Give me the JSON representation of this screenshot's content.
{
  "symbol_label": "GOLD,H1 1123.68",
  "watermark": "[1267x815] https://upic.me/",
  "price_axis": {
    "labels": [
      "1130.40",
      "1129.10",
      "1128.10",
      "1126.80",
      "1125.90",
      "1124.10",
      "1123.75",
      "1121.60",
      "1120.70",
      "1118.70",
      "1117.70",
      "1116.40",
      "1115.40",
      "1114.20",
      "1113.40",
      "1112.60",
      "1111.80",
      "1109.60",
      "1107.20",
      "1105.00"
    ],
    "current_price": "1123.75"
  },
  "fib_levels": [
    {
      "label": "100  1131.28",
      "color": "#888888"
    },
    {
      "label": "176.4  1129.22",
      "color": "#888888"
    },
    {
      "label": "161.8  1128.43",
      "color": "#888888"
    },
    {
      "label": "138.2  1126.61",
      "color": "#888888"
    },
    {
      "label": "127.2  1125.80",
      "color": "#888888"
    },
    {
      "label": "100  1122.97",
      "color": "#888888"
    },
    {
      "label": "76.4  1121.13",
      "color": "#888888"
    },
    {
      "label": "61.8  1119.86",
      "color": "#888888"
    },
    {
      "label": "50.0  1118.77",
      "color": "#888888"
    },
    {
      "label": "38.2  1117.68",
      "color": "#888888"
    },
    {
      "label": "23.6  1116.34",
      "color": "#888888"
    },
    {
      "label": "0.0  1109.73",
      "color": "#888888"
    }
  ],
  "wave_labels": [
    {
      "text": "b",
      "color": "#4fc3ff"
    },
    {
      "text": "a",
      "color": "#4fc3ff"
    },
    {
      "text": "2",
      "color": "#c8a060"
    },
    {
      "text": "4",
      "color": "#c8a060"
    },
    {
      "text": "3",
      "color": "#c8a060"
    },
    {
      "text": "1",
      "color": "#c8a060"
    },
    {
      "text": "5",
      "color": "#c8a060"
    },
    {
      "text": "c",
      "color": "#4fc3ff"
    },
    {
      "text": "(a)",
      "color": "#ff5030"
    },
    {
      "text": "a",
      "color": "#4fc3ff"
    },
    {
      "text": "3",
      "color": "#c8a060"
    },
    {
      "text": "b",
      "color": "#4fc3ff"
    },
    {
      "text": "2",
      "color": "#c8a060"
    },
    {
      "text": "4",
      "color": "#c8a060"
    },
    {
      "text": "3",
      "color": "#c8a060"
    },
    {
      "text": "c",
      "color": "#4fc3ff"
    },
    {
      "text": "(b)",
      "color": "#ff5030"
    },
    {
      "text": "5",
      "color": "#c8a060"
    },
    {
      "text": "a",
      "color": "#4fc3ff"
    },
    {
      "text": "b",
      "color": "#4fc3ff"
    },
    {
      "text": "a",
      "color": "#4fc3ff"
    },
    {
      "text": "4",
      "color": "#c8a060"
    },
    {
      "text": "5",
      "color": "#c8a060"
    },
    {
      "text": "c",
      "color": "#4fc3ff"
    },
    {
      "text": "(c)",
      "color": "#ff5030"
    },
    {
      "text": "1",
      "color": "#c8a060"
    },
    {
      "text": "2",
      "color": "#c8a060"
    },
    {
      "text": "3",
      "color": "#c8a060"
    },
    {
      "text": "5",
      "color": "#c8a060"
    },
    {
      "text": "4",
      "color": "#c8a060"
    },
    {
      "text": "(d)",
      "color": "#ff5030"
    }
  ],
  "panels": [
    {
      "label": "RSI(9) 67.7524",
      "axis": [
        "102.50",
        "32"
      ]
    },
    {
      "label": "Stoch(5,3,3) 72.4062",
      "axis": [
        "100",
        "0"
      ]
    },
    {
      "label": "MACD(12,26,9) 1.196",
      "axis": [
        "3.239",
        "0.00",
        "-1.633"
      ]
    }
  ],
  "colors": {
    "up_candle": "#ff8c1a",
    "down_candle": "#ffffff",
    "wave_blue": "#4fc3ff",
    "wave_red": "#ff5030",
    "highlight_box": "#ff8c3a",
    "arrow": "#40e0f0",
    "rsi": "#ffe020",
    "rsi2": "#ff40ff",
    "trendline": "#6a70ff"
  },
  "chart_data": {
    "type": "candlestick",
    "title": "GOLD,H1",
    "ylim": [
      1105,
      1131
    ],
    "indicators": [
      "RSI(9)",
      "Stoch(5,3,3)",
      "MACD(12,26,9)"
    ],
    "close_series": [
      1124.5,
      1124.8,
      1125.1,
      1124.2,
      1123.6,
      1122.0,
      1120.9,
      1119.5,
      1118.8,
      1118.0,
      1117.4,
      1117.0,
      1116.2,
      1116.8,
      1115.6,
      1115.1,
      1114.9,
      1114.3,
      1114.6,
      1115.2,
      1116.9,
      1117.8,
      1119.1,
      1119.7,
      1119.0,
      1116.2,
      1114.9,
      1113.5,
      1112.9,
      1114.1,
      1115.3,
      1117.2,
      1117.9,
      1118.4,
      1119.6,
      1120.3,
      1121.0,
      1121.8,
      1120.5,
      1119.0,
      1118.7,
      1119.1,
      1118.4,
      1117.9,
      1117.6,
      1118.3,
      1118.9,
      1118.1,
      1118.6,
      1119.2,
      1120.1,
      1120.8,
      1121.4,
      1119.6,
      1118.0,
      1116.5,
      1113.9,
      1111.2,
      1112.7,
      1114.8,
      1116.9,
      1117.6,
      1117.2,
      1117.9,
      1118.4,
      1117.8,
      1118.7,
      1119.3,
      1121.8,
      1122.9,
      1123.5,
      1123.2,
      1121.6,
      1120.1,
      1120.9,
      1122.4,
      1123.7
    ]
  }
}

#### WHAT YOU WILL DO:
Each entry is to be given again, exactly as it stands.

#### RESULT:
Give me the JSON representation of this screenshot's content.
{
  "symbol_label": "GOLD,H1 1123.68",
  "watermark": "[1267x815] https://upic.me/",
  "price_axis": {
    "labels": [
      "1130.40",
      "1129.10",
      "1128.10",
      "1126.80",
      "1125.90",
      "1124.10",
      "1123.75",
      "1121.60",
      "1120.70",
      "1118.70",
      "1117.70",
      "1116.40",
      "1115.40",
      "1114.20",
      "1113.40",
      "1112.60",
      "1111.80",
      "1109.60",
      "1107.20",
      "1105.00"
    ],
    "current_price": "1123.75"
  },
  "fib_levels": [
    {
      "label": "100  1131.28",
      "color": "#888888"
    },
    {
      "label": "176.4  1129.22",
      "color": "#888888"
    },
    {
      "label": "161.8  1128.43",
      "color": "#888888"
    },
    {
      "label": "138.2  1126.61",
      "color": "#888888"
    },
    {
      "label": "127.2  1125.80",
      "color": "#888888"
    },
    {
      "label": "100  1122.97",
      "color": "#888888"
    },
    {
      "label": "76.4  1121.13",
      "color": "#888888"
    },
    {
      "label": "61.8  1119.86",
      "color": "#888888"
    },
    {
      "label": "50.0  1118.77",
      "color": "#888888"
    },
    {
      "label": "38.2  1117.68",
      "color": "#888888"
    },
    {
      "label": "23.6  1116.34",
      "color": "#888888"
    },
    {
      "label": "0.0  1109.73",
      "color": "#888888"
    }
  ],
  "wave_labels": [
    {
      "text": "b",
      "color": "#4fc3ff"
    },
    {
      "text": "a",
      "color": "#4fc3ff"
    },
    {
      "text": "2",
      "color": "#c8a060"
    },
    {
      "text": "4",
      "color": "#c8a060"
    },
    {
      "text": "3",
      "color": "#c8a060"
    },
    {
      "text": "1",
      "color": "#c8a060"
    },
    {
      "text": "5",
      "color": "#c8a060"
    },
    {
      "text": "c",
      "color": "#4fc3ff"
    },
    {
      "text": "(a)",
      "color": "#ff5030"
    },
    {
      "text": "a",
      "color": "#4fc3ff"
    },
    {
      "text": "3",
      "color": "#c8a060"
    },
    {
      "text": "b",
      "color": "#4fc3ff"
    },
    {
      "text": "2",
      "color": "#c8a060"
    },
    {
      "text": "4",
      "color": "#c8a060"
    },
    {
      "text": "3",
      "color": "#c8a060"
    },
    {
      "text": "c",
      "color": "#4fc3ff"
    },
    {
      "text": "(b)",
      "color": "#ff5030"
    },
    {
      "text": "5",
      "color": "#c8a060"
    },
    {
      "text": "a",
      "color": "#4fc3ff"
    },
    {
      "text": "b",
      "color": "#4fc3ff"
    },
    {
      "text": "a",
      "color": "#4fc3ff"
    },
    {
      "text": "4",
      "color": "#c8a060"
    },
    {
      "text": "5",
      "color": "#c8a060"
    },
    {
      "text": "c",
      "color": "#4fc3ff"
    },
    {
      "text": "(c)",
      "color": "#ff5030"
    },
    {
      "text": "1",
      "color": "#c8a060"
    },
    {
      "text": "2",
      "color": "#c8a060"
    },
    {
      "text": "3",
      "color": "#c8a060"
    },
    {
      "text": "5",
      "color": "#c8a060"
    },
    {
      "text": "4",
      "color": "#c8a060"
    },
    {
      "text": "(d)",
      "color": "#ff5030"
    }
  ],
  "panels": [
    {
      "label": "RSI(9) 67.7524",
      "axis": [
        "102.50",
        "32"
      ]
    },
    {
      "label": "Stoch(5,3,3) 72.4062",
      "axis": [
        "100",
        "0"
      ]
    },
    {
      "label": "MACD(12,26,9) 1.196",
      "axis": [
        "3.239",
        "0.00",
        "-1.633"
      ]
    }
  ],
  "colors": {
    "up_candle": "#ff8c1a",
    "down_candle": "#ffffff",
    "wave_blue": "#4fc3ff",
    "wave_red": "#ff5030",
    "highlight_box": "#ff8c3a",
    "arrow": "#40e0f0",
    "rsi": "#ffe020",
    "rsi2": "#ff40ff",
    "trendline": "#6a70ff"
  },
  "chart_data": {
    "type": "candlestick",
    "title": "GOLD,H1",
    "ylim": [
      1105,
      1131
    ],
    "indicators": [
      "RSI(9)",
      "Stoch(5,3,3)",
      "MACD(12,26,9)"
    ],
    "close_series": [
      1124.5,
      1124.8,
      1125.1,
      1124.2,
      1123.6,
      1122.0,
      1120.9,
      1119.5,
      1118.8,
      1118.0,
      1117.4,
      1117.0,
      1116.2,
      1116.8,
      1115.6,
      1115.1,
      1114.9,
      1114.3,
      1114.6,
      1115.2,
      1116.9,
      1117.8,
      1119.1,
      1119.7,
      1119.0,
      1116.2,
      1114.9,
      1113.5,
      1112.9,
      1114.1,
      1115.3,
      1117.2,
      1117.9,
      1118.4,
      1119.6,
      1120.3,
      1121.0,
      1121.8,
      1120.5,
      1119.0,
      1118.7,
      1119.1,
      1118.4,
      1117.9,
      1117.6,
      1118.3,
      1118.9,
      1118.1,
      1118.6,
      1119.2,
      1120.1,
      1120.8,
      1121.4,
      1119.6,
      1118.0,
      1116.5,
      1113.9,
      1111.2,
      1112.7,
      1114.8,
      1116.9,
      1117.6,
      1117.2,
      1117.9,
      1118.4,
      1117.8,
      1118.7,
      1119.3,
      1121.8,
      1122.9,
      1123.5,
      1123.2,
      1121.6,
      1120.1,
      1120.9,
      1122.4,
      1123.7
    ]
  }
}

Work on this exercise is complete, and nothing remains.